#### SUPPLIED DATA ####

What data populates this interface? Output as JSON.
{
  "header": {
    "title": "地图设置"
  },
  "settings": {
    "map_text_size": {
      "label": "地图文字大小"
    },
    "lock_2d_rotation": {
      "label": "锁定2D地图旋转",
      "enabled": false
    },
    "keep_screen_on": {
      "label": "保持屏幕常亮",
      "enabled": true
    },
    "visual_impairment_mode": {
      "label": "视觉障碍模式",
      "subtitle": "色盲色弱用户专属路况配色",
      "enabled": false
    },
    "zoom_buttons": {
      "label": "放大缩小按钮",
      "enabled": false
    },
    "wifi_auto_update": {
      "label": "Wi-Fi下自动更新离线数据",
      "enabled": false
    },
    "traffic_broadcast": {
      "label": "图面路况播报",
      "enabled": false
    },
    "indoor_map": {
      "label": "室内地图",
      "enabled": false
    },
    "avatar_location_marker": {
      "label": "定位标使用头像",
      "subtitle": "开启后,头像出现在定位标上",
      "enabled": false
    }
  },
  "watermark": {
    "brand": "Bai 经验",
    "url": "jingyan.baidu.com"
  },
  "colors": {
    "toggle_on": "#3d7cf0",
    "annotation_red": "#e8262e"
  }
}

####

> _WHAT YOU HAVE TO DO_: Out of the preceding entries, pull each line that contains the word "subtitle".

> _SOLVED PROBLEM_:
      "subtitle": "色盲色弱用户专属路况配色",
      "subtitle": "开启后,头像出现在定位标上",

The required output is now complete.